Angels and Ages: A Short Book About Darwin, Lincoln and Modern Life

by Adam Gopnik

These days the air is thick with talk of Abraham Lincoln. From
the fascination with his “team of rivals” to the
political roots in Springfield, Illinois, he shares with our new
president, it seems everyone wants to grab a seat in
Lincoln’s rail car.

Charles Darwin has had his own recent stint in the limelight. In
2005, in my hometown of Harrisburg, Pennsylvania, a conservative
Republican federal judge patiently listened to seven weeks of
testimony in a challenge to a small town school board's attempt to
mandate the teaching of “intelligent design” --- a
fundamentalist antidote to Darwin’s theory of natural
selection --- before issuing a blistering opinion rejecting it as a
violation of the First Amendment.

Born on the same day --- February 12, 1809 --- one in a cramped
Kentucky log cabin and the other in comfortable circumstances in
England, the subjects of The New Yorker’s Adam
Gopnik’s intellectually stimulating appreciation might appear
to be an odd couple. But like a contemporary Plutarch, Gopnik has
linked these monumental historical figures on the intriguing theory
that they form “two pillars of the society we live in: one
representing liberal democracy, the other the human
sciences….” And while that connection is far from
obvious, by the end of a work in which he marries analytical rigor
to his customary elegant prose, he has made a persuasive case that
the two merit this unique joint recognition.

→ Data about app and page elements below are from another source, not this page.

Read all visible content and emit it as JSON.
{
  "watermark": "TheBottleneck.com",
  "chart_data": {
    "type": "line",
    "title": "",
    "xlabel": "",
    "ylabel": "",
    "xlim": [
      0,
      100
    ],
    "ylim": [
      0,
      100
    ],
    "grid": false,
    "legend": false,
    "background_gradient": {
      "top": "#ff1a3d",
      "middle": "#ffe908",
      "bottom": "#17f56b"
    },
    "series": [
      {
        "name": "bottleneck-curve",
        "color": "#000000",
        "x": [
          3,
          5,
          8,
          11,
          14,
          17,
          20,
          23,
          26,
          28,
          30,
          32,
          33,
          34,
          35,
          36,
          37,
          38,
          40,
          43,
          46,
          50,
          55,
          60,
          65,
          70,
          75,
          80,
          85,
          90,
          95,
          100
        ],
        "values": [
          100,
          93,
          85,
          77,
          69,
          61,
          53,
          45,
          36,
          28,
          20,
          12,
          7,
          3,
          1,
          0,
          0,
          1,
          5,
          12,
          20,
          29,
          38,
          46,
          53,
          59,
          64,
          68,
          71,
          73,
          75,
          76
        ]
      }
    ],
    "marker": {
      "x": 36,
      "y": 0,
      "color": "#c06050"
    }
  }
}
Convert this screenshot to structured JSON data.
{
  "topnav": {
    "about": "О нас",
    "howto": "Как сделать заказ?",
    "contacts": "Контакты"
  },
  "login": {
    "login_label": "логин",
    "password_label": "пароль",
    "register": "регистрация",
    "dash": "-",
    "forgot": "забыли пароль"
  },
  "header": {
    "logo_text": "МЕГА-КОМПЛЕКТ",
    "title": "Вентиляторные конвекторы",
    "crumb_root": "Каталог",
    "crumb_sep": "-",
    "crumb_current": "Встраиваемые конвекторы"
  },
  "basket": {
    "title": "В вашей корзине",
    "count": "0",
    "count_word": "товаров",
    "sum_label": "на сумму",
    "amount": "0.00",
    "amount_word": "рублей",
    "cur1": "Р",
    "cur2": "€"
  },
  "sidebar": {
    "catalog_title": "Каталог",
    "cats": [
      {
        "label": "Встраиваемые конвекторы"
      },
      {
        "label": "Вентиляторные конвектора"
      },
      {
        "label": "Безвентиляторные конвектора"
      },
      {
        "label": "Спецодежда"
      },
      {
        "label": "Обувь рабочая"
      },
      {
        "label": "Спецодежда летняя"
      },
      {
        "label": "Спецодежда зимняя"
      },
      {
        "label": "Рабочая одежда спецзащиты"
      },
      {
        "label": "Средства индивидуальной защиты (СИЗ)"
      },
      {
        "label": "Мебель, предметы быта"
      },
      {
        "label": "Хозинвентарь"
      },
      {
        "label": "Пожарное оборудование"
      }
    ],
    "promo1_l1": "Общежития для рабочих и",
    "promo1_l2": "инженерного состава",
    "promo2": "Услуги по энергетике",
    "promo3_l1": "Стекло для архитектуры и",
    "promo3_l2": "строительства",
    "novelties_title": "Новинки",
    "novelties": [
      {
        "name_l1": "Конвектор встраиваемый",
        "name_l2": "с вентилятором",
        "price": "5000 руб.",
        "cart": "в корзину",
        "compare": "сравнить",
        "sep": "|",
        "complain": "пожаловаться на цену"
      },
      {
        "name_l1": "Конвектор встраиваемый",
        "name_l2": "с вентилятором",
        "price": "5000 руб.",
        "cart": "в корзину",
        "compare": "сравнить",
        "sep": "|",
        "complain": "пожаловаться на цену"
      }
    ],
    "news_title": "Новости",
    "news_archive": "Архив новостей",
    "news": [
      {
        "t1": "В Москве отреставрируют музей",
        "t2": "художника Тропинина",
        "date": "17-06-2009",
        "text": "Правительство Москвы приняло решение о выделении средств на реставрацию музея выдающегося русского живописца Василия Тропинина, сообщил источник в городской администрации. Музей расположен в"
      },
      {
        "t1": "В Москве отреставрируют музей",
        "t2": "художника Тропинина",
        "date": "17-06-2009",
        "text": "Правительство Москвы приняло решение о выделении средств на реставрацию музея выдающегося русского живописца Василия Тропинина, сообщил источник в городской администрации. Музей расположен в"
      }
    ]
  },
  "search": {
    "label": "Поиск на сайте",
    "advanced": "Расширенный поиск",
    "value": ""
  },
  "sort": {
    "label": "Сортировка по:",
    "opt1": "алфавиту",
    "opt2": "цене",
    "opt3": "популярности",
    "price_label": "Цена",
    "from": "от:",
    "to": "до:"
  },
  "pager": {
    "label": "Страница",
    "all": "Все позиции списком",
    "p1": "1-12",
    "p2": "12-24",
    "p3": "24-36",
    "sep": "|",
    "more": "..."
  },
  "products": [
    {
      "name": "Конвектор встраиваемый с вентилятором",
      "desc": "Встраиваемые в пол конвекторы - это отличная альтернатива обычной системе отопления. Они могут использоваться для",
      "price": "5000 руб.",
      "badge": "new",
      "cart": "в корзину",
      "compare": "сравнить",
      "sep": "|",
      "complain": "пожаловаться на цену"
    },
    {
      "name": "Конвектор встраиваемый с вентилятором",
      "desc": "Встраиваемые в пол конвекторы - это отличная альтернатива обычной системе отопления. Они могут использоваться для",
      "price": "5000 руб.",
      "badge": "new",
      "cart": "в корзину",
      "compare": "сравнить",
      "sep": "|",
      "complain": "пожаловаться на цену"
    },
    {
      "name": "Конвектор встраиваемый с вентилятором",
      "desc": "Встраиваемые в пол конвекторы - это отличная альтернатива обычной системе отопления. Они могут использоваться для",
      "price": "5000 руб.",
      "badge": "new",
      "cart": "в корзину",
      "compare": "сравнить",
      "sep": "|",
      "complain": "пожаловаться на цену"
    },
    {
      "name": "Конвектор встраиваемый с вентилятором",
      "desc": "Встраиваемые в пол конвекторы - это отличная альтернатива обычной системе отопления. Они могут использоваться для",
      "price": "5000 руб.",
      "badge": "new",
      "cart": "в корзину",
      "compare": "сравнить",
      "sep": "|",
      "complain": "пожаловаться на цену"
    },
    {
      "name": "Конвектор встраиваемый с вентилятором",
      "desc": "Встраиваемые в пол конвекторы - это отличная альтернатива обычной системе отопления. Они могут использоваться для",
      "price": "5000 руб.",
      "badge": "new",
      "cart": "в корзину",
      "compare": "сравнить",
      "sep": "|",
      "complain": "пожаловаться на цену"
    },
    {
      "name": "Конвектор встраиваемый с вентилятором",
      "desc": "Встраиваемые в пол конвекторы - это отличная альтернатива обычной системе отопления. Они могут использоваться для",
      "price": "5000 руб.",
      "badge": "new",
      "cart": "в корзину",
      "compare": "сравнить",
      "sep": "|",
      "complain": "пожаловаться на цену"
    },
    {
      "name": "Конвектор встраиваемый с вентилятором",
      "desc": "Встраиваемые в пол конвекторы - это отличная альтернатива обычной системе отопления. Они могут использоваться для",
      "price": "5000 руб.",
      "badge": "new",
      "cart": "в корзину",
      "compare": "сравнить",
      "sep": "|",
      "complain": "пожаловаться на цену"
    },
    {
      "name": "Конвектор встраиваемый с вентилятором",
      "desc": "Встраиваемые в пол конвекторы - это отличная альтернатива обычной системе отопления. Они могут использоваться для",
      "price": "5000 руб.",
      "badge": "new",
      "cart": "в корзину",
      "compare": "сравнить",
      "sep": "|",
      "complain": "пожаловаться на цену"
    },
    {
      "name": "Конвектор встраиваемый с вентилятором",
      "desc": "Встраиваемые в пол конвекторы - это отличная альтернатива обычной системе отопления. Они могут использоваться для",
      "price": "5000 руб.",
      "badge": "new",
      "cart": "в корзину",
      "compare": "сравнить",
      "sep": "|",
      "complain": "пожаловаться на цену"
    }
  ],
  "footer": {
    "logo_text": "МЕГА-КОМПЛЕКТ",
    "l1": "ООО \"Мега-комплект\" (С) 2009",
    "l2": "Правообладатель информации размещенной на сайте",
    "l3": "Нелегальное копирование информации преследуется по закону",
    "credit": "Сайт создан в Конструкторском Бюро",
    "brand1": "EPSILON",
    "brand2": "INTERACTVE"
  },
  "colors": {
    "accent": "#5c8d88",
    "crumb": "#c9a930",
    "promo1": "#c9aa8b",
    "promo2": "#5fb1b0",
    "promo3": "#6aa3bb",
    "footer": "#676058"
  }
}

Originally published as two pieces in The New Yorker,
ANGELS AND AGES consists of four chapters alternating between
Lincoln and Darwin, bracketed by opening and concluding essays in
which Gopnik considers his subjects together. The book takes its
title from the debate that has raged over the words uttered by
Secretary of War Edwin Stanton at the moment of Lincoln’s
passing: Did the assassinated president belong to the
“angels” or the “ages?” For Gopnik, that
mystery triggers a searching inquiry into the influence of his
subjects on the birth of modern liberal thought, as Western
civilization, spurred by their work, underwent a decisive shift
from a vertical worldview, eyes cast heavenward in reliance upon
the divine, to one that came to grips with mankind’s place in
the vast forward movement of history.

Gopnik is most captivated by Lincoln and Darwin’s skill as
writers, their facility with the written word forming the core of
his thesis that “literary eloquence is essential to liberal
civilization; our heroes should be men and women possessed by the
urgency of utterance, obsessed by the need to see for themselves
and to speak for us all.” To support it, he marshals an
impressive body of evidence in a work that in the best sense seems
intended, not to end a debate, but to spark one.

In the case of Lincoln, “a great writer whose form was
talking,” Gopnik argues that the
lawyer-turned-politician’s “rhetorical genius lay in
making cold calculation look like passionate idealism, in making
closely reasoned argument ring with the sound of religious
necessity.” Darwin, who Gopnik describes as a “natural
novelist,” brought us a new way of seeing, “to remind
us of the role of good old-fashioned observation in science.”
He displayed that gift long before the publication of ON THE ORIGIN
OF SPECIES in 1859, a work he produced more than 20 years after
formulating the theory of natural selection, the delay arising, in
part, from his reluctance to expound a construct that would be at
odds with his wife’s strong religious convictions.

For although Lincoln and Darwin were public men, both displayed
an intense attachment to family life, and both, Gopnik points out,
were profoundly affected by the loss of a young child. As to each,
he musters a spirited defense against charges of racism --- Lincoln
because of the claim of some that his determination to end slavery
did not extend to the notion of equality for its victims, and
Darwin arising from the way his theories have been distorted in
order to hijack them into the service of political agendas that
would have been alien to him.

In the moving final pages of his book, Gopnik asks us to
consider no less a subject than how the ideas to which Darwin and
Lincoln gave such eloquent voice have shaped our notion of what it
means to be human. “They found a way to sustain the necessary
values of the Enlightenment,” Gopnik concludes, “in the
face of pessimistic truths about the universe and political
conduct.” Though they operated in the disparate realms of
politics and science, both of these extraordinary men made us see
the world in new ways, and, through that insight, helped usher in a
new world.

Reviewed by Harvey Freedenberg (mwn52@aol.com) on December 22, 2010

Angels and Ages: A Short Book About Darwin, Lincoln and Modern Life
by Adam Gopnik

  • Publication Date: January 27, 2009
  • Genres: Biography, Nonfiction
  • Hardcover: 224 pages
  • Publisher: Knopf
  • ISBN-10: 0307270785
  • ISBN-13: 9780307270788